**Data for this exercise**.
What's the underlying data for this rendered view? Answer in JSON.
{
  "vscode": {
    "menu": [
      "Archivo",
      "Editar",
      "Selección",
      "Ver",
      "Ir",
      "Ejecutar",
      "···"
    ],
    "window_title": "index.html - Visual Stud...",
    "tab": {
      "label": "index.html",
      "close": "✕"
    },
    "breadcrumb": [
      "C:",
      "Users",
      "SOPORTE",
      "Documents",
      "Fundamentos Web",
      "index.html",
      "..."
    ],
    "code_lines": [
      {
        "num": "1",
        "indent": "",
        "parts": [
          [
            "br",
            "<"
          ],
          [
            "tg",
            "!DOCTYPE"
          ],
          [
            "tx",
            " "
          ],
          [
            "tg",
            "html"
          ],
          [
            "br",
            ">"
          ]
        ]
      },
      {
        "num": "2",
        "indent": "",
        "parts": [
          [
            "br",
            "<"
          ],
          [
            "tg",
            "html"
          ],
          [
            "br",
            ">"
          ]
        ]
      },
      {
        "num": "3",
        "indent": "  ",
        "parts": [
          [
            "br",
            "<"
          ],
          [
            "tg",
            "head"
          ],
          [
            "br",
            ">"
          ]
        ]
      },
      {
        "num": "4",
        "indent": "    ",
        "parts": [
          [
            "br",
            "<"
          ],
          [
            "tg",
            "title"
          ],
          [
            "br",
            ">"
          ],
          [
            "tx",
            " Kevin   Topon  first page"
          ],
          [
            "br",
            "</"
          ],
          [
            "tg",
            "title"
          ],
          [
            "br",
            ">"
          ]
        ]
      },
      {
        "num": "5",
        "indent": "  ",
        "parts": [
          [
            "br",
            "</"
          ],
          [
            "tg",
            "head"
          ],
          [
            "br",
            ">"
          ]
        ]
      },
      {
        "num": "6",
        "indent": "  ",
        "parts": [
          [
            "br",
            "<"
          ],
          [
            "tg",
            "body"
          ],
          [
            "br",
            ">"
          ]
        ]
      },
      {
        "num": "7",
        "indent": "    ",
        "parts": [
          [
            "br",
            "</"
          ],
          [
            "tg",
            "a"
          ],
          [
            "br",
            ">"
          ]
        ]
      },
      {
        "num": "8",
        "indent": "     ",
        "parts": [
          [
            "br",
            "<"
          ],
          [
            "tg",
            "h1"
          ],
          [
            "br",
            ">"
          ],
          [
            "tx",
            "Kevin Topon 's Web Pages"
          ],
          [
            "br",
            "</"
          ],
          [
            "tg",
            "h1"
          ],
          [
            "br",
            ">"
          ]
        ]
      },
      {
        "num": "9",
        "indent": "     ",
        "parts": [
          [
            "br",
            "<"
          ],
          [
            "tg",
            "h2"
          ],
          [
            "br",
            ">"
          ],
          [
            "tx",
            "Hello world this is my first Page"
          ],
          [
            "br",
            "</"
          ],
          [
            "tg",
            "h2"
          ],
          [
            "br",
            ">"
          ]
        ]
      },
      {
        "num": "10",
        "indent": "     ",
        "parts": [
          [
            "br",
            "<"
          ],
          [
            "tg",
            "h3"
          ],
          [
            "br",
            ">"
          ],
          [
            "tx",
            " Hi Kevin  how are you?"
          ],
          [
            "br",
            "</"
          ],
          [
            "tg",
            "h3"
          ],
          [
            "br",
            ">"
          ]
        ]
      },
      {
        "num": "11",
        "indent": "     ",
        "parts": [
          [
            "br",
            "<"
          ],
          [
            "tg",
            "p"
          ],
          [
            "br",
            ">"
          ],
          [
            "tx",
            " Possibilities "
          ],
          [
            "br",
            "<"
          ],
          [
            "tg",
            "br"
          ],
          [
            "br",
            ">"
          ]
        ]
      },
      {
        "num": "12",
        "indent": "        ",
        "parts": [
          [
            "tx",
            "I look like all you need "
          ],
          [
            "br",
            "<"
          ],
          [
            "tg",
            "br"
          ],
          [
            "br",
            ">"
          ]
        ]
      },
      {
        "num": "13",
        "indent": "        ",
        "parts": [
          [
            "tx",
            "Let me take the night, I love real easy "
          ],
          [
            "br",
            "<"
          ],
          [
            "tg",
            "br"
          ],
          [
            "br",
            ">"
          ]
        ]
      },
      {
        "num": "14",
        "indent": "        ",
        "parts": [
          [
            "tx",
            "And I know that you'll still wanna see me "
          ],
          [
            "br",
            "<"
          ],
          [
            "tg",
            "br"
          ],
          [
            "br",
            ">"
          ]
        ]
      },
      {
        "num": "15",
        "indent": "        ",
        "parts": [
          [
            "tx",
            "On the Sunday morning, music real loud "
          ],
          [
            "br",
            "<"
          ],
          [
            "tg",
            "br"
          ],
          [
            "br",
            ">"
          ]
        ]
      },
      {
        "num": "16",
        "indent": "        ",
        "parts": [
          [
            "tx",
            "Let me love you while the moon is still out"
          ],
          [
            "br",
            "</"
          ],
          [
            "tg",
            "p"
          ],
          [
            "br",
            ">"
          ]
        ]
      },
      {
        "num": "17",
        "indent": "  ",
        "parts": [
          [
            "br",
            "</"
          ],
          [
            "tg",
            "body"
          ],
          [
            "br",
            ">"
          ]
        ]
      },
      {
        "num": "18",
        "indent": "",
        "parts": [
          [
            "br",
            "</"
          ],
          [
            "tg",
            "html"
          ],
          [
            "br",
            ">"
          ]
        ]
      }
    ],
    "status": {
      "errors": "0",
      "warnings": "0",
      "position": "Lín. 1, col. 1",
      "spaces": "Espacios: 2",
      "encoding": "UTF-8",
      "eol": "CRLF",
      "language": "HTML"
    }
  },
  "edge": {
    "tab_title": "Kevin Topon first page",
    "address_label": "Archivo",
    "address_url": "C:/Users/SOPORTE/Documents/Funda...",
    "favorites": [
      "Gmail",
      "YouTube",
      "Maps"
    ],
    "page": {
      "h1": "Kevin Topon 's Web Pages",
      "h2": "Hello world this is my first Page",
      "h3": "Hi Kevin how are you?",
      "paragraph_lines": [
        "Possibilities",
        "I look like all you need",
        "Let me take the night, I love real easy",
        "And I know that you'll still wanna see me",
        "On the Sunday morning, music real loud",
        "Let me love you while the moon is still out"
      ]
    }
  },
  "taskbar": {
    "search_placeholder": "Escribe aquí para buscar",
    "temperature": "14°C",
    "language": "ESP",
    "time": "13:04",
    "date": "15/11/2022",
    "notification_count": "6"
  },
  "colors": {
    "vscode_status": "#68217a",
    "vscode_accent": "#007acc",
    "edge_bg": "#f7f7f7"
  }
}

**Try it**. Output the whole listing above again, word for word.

**Result below**.
What's the underlying data for this rendered view? Answer in JSON.
{
  "vscode": {
    "menu": [
      "Archivo",
      "Editar",
      "Selección",
      "Ver",
      "Ir",
      "Ejecutar",
      "···"
    ],
    "window_title": "index.html - Visual Stud...",
    "tab": {
      "label": "index.html",
      "close": "✕"
    },
    "breadcrumb": [
      "C:",
      "Users",
      "SOPORTE",
      "Documents",
      "Fundamentos Web",
      "index.html",
      "..."
    ],
    "code_lines": [
      {
        "num": "1",
        "indent": "",
        "parts": [
          [
            "br",
            "<"
          ],
          [
            "tg",
            "!DOCTYPE"
          ],
          [
            "tx",
            " "
          ],
          [
            "tg",
            "html"
          ],
          [
            "br",
            ">"
          ]
        ]
      },
      {
        "num": "2",
        "indent": "",
        "parts": [
          [
            "br",
            "<"
          ],
          [
            "tg",
            "html"
          ],
          [
            "br",
            ">"
          ]
        ]
      },
      {
        "num": "3",
        "indent": "  ",
        "parts": [
          [
            "br",
            "<"
          ],
          [
            "tg",
            "head"
          ],
          [
            "br",
            ">"
          ]
        ]
      },
      {
        "num": "4",
        "indent": "    ",
        "parts": [
          [
            "br",
            "<"
          ],
          [
            "tg",
            "title"
          ],
          [
            "br",
            ">"
          ],
          [
            "tx",
            " Kevin   Topon  first page"
          ],
          [
            "br",
            "</"
          ],
          [
            "tg",
            "title"
          ],
          [
            "br",
            ">"
          ]
        ]
      },
      {
        "num": "5",
        "indent": "  ",
        "parts": [
          [
            "br",
            "</"
          ],
          [
            "tg",
            "head"
          ],
          [
            "br",
            ">"
          ]
        ]
      },
      {
        "num": "6",
        "indent": "  ",
        "parts": [
          [
            "br",
            "<"
          ],
          [
            "tg",
            "body"
          ],
          [
            "br",
            ">"
          ]
        ]
      },
      {
        "num": "7",
        "indent": "    ",
        "parts": [
          [
            "br",
            "</"
          ],
          [
            "tg",
            "a"
          ],
          [
            "br",
            ">"
          ]
        ]
      },
      {
        "num": "8",
        "indent": "     ",
        "parts": [
          [
            "br",
            "<"
          ],
          [
            "tg",
            "h1"
          ],
          [
            "br",
            ">"
          ],
          [
            "tx",
            "Kevin Topon 's Web Pages"
          ],
          [
            "br",
            "</"
          ],
          [
            "tg",
            "h1"
          ],
          [
            "br",
            ">"
          ]
        ]
      },
      {
        "num": "9",
        "indent": "     ",
        "parts": [
          [
            "br",
            "<"
          ],
          [
            "tg",
            "h2"
          ],
          [
            "br",
            ">"
          ],
          [
            "tx",
            "Hello world this is my first Page"
          ],
          [
            "br",
            "</"
          ],
          [
            "tg",
            "h2"
          ],
          [
            "br",
            ">"
          ]
        ]
      },
      {
        "num": "10",
        "indent": "     ",
        "parts": [
          [
            "br",
            "<"
          ],
          [
            "tg",
            "h3"
          ],
          [
            "br",
            ">"
          ],
          [
            "tx",
            " Hi Kevin  how are you?"
          ],
          [
            "br",
            "</"
          ],
          [
            "tg",
            "h3"
          ],
          [
            "br",
            ">"
          ]
        ]
      },
      {
        "num": "11",
        "indent": "     ",
        "parts": [
          [
            "br",
            "<"
          ],
          [
            "tg",
            "p"
          ],
          [
            "br",
            ">"
          ],
          [
            "tx",
            " Possibilities "
          ],
          [
            "br",
            "<"
          ],
          [
            "tg",
            "br"
          ],
          [
            "br",
            ">"
          ]
        ]
      },
      {
        "num": "12",
        "indent": "        ",
        "parts": [
          [
            "tx",
            "I look like all you need "
          ],
          [
            "br",
            "<"
          ],
          [
            "tg",
            "br"
          ],
          [
            "br",
            ">"
          ]
        ]
      },
      {
        "num": "13",
        "indent": "        ",
        "parts": [
          [
            "tx",
            "Let me take the night, I love real easy "
          ],
          [
            "br",
            "<"
          ],
          [
            "tg",
            "br"
          ],
          [
            "br",
            ">"
          ]
        ]
      },
      {
        "num": "14",
        "indent": "        ",
        "parts": [
          [
            "tx",
            "And I know that you'll still wanna see me "
          ],
          [
            "br",
            "<"
          ],
          [
            "tg",
            "br"
          ],
          [
            "br",
            ">"
          ]
        ]
      },
      {
        "num": "15",
        "indent": "        ",
        "parts": [
          [
            "tx",
            "On the Sunday morning, music real loud "
          ],
          [
            "br",
            "<"
          ],
          [
            "tg",
            "br"
          ],
          [
            "br",
            ">"
          ]
        ]
      },
      {
        "num": "16",
        "indent": "        ",
        "parts": [
          [
            "tx",
            "Let me love you while the moon is still out"
          ],
          [
            "br",
            "</"
          ],
          [
            "tg",
            "p"
          ],
          [
            "br",
            ">"
          ]
        ]
      },
      {
        "num": "17",
        "indent": "  ",
        "parts": [
          [
            "br",
            "</"
          ],
          [
            "tg",
            "body"
          ],
          [
            "br",
            ">"
          ]
        ]
      },
      {
        "num": "18",
        "indent": "",
        "parts": [
          [
            "br",
            "</"
          ],
          [
            "tg",
            "html"
          ],
          [
            "br",
            ">"
          ]
        ]
      }
    ],
    "status": {
      "errors": "0",
      "warnings": "0",
      "position": "Lín. 1, col. 1",
      "spaces": "Espacios: 2",
      "encoding": "UTF-8",
      "eol": "CRLF",
      "language": "HTML"
    }
  },
  "edge": {
    "tab_title": "Kevin Topon first page",
    "address_label": "Archivo",
    "address_url": "C:/Users/SOPORTE/Documents/Funda...",
    "favorites": [
      "Gmail",
      "YouTube",
      "Maps"
    ],
    "page": {
      "h1": "Kevin Topon 's Web Pages",
      "h2": "Hello world this is my first Page",
      "h3": "Hi Kevin how are you?",
      "paragraph_lines": [
        "Possibilities",
        "I look like all you need",
        "Let me take the night, I love real easy",
        "And I know that you'll still wanna see me",
        "On the Sunday morning, music real loud",
        "Let me love you while the moon is still out"
      ]
    }
  },
  "taskbar": {
    "search_placeholder": "Escribe aquí para buscar",
    "temperature": "14°C",
    "language": "ESP",
    "time": "13:04",
    "date": "15/11/2022",
    "notification_count": "6"
  },
  "colors": {
    "vscode_status": "#68217a",
    "vscode_accent": "#007acc",
    "edge_bg": "#f7f7f7"
  }
}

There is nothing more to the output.